Schedule an Easley tree service by Schneider Shrub and Tree Care when you notice the warning signs of root rot. The sooner you act, the better the chances of saving your tree.
Root rot can stem from different culprits, including fungi, bacteria, and even certain types of insects. That’s why an accurate diagnosis is critical to determining the best course of action.
Some of the most common pathogens that cause root rot diseases include:
- Rosellinia necatrix. Rosellinia is a wood-rotting fungus that often enters a tree through wounds in the roots or trunk.
- Rhizoctonia. Rhizoctonia is a soil-borne fungus that mostly affects younger trees.
- Phytophthora cinnamomi. Phytophthora is a prolific water mold that thrives in wet or poorly drained soils.
- Fusarium. Fusarium is another fungus that can cause root rot, especially in stressed trees suffering from other factors like drought or compacted soil.
Once pinpoint the culprit, we can start developing a root rot treatment for trees.
The first step in treating root rot is to improve drainage around the infected tree. If the tree is in compacted soil, we aerate the soil or install a drainage system.
We might also need to remove the severely infected root. This process, called root pruning, involves carefully cutting away the diseased parts while leaving healthy ones intact.
Then, we begin applying fungicides, bactericides, or other treatments, depending on the pathogen causing the root rot. For severe cases, we may have to remove the tree entirely to prevent the root rot from spreading to other trees.
The best way to avoid needing root rot treatment for trees is to take preventive measures. When planting a new tree, choose a species that’s highly resistant to the pathogens found in your area.
We also recommend following proper watering practices. Water your trees deeply and infrequently to encourage deep, strong roots. Seasonal pruning and fertilization can also improve the tree’s natural resistance to diseases.
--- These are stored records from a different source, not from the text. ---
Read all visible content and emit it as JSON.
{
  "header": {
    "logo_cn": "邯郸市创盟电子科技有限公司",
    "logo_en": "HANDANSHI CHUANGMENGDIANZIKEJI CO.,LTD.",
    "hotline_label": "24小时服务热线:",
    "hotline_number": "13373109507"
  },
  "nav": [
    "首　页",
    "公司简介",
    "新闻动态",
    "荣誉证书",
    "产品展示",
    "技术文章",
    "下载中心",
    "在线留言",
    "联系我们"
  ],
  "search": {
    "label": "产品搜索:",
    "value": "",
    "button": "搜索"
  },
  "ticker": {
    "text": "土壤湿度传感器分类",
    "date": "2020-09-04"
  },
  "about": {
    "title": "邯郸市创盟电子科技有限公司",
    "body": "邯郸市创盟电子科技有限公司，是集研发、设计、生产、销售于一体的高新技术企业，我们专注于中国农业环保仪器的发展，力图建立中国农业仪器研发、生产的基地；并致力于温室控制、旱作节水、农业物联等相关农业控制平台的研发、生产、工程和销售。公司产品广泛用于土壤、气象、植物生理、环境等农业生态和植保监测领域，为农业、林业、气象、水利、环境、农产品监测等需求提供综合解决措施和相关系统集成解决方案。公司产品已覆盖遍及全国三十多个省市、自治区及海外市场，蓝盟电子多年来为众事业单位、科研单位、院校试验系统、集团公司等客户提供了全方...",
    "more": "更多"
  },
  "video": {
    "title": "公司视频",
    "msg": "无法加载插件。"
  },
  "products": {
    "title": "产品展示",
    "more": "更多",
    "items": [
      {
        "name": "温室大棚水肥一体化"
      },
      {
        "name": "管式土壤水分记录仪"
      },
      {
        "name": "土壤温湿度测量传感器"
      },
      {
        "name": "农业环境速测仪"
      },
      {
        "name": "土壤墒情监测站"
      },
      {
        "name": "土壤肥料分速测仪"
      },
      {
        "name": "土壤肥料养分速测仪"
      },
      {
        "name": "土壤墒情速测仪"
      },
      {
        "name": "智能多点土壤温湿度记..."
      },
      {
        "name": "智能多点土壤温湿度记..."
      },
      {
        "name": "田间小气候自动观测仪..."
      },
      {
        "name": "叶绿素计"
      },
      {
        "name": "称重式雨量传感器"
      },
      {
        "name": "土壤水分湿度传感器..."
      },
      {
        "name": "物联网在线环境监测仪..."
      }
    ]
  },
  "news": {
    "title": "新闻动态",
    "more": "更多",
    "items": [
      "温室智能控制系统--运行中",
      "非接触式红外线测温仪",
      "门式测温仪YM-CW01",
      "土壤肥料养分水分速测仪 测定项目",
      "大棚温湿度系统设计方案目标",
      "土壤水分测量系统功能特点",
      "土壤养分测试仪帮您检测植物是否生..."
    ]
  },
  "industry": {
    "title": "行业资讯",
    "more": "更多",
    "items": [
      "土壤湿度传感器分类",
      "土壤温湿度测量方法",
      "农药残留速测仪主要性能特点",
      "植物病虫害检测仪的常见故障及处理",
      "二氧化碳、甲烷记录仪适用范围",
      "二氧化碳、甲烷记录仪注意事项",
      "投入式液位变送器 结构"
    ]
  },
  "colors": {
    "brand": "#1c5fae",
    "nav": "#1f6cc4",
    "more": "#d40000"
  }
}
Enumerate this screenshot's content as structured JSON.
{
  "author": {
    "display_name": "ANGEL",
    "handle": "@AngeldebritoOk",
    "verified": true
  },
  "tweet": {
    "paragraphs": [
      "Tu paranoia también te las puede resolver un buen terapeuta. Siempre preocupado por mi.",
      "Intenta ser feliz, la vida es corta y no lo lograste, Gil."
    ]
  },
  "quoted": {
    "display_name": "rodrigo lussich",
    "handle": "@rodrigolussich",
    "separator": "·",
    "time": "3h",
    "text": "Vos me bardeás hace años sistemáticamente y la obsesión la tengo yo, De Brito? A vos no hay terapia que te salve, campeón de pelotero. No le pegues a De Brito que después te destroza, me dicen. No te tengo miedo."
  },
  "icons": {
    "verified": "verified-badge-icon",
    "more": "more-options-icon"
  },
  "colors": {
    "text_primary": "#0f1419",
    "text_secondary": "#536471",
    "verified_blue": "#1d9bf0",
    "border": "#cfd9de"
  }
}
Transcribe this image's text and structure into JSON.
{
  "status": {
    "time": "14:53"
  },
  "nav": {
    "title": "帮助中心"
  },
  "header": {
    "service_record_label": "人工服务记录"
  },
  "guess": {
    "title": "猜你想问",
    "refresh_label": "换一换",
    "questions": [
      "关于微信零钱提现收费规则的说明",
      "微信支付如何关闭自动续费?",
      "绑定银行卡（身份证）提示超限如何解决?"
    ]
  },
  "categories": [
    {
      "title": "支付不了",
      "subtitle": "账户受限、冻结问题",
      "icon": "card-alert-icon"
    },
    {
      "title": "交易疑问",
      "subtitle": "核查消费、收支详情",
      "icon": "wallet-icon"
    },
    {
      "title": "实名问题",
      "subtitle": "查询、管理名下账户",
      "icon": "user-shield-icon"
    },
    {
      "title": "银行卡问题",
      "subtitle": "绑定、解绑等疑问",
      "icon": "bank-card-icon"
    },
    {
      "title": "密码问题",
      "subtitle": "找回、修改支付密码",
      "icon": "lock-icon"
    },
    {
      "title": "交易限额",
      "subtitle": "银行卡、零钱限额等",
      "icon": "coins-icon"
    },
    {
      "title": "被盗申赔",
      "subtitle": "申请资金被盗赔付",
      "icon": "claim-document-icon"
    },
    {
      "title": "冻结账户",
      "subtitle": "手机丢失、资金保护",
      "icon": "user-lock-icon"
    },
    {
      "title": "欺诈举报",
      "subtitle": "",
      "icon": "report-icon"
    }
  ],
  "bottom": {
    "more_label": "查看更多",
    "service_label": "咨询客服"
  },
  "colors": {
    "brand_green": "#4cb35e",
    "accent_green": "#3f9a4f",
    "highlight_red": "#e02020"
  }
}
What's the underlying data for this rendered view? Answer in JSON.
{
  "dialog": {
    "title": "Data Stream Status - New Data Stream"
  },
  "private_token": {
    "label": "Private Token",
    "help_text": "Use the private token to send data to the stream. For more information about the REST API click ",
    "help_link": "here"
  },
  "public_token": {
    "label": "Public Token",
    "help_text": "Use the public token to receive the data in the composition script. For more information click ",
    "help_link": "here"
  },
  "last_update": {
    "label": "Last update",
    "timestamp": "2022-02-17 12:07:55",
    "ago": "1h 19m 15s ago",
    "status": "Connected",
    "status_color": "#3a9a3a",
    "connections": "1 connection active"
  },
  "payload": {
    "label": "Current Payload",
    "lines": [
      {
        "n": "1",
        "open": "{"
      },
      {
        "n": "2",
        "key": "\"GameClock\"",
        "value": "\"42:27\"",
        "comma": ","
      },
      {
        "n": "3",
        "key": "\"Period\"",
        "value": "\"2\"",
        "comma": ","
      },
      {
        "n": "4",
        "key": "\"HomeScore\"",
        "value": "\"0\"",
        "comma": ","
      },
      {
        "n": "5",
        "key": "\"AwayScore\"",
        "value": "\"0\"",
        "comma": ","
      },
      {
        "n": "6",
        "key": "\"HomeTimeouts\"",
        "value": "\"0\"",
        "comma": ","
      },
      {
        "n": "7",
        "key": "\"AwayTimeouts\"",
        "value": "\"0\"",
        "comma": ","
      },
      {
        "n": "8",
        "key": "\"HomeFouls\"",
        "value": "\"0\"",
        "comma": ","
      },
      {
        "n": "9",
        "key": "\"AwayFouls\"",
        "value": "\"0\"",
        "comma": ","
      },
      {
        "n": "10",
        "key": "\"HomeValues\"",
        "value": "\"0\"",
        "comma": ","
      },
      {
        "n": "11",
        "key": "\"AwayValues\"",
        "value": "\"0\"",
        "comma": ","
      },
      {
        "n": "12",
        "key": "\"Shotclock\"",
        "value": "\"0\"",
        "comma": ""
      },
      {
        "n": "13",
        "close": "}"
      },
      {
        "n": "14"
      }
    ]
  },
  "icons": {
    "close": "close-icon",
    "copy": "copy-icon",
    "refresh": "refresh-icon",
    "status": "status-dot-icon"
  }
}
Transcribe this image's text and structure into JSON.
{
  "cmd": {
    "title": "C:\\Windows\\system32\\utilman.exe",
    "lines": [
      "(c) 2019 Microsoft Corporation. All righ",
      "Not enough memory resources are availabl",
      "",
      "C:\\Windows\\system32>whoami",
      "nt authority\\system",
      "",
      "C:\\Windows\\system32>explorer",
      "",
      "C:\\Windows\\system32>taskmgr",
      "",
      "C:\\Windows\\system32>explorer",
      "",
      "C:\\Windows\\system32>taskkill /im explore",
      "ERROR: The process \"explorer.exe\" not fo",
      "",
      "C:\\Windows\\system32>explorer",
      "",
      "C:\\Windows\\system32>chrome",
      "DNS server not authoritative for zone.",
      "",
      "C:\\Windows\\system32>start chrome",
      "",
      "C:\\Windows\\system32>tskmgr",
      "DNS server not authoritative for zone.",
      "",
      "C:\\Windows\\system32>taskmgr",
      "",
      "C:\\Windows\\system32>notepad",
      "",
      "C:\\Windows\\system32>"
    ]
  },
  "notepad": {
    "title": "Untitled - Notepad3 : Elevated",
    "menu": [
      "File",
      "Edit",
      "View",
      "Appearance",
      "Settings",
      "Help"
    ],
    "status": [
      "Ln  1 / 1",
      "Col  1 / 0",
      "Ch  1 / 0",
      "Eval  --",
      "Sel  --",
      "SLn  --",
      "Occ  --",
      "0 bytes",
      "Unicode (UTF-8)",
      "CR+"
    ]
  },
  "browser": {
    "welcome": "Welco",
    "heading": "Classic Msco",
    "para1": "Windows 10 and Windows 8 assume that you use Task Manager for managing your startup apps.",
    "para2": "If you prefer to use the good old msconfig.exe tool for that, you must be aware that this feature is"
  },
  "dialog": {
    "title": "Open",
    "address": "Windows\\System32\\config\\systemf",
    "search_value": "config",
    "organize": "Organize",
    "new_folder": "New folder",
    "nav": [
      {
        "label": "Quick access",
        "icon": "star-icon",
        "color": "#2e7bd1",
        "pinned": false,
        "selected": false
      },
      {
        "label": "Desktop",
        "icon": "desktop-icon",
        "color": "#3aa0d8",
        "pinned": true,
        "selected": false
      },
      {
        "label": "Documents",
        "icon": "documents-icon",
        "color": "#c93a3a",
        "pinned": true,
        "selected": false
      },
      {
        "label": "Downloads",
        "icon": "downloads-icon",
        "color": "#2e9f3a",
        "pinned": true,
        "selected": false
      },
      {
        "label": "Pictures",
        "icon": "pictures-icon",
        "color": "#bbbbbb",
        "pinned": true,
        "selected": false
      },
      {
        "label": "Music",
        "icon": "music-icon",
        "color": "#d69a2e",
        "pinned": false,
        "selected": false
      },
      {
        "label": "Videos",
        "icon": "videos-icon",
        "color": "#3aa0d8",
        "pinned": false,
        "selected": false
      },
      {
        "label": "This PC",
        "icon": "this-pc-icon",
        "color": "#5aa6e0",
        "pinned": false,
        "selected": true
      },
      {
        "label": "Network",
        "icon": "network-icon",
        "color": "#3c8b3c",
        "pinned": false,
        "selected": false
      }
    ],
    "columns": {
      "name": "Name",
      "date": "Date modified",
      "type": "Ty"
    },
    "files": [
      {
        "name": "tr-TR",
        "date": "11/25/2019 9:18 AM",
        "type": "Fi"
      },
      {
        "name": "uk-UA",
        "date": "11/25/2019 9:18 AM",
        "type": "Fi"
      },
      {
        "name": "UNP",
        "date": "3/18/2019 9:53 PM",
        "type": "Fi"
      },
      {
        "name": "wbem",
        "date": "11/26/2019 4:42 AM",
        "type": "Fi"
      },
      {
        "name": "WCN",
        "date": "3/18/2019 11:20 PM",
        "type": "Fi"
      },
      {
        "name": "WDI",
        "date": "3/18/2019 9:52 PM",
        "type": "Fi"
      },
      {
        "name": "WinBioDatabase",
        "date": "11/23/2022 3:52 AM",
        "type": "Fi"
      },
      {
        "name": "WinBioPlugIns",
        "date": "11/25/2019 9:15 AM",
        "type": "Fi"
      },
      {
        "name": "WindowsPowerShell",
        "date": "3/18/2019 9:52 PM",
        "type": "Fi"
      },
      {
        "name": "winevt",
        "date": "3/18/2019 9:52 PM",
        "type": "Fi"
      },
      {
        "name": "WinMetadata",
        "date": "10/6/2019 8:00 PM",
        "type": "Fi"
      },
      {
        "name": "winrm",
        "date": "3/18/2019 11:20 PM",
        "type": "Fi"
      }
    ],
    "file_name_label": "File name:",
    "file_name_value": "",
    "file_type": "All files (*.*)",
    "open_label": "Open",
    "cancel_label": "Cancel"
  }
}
Invest in Professional Maintenance
Root rot treatment for trees is a long, costly process that serves only as a last resort. If you want to keep your flora thriving all year round, we recommend joining the Shrub and Tree Care program.
Our experts will work with you to develop a plan that fits your specific needs, from insect control to nutrient application. Get in touch with us today and learn why you would need a care program for your living landscape.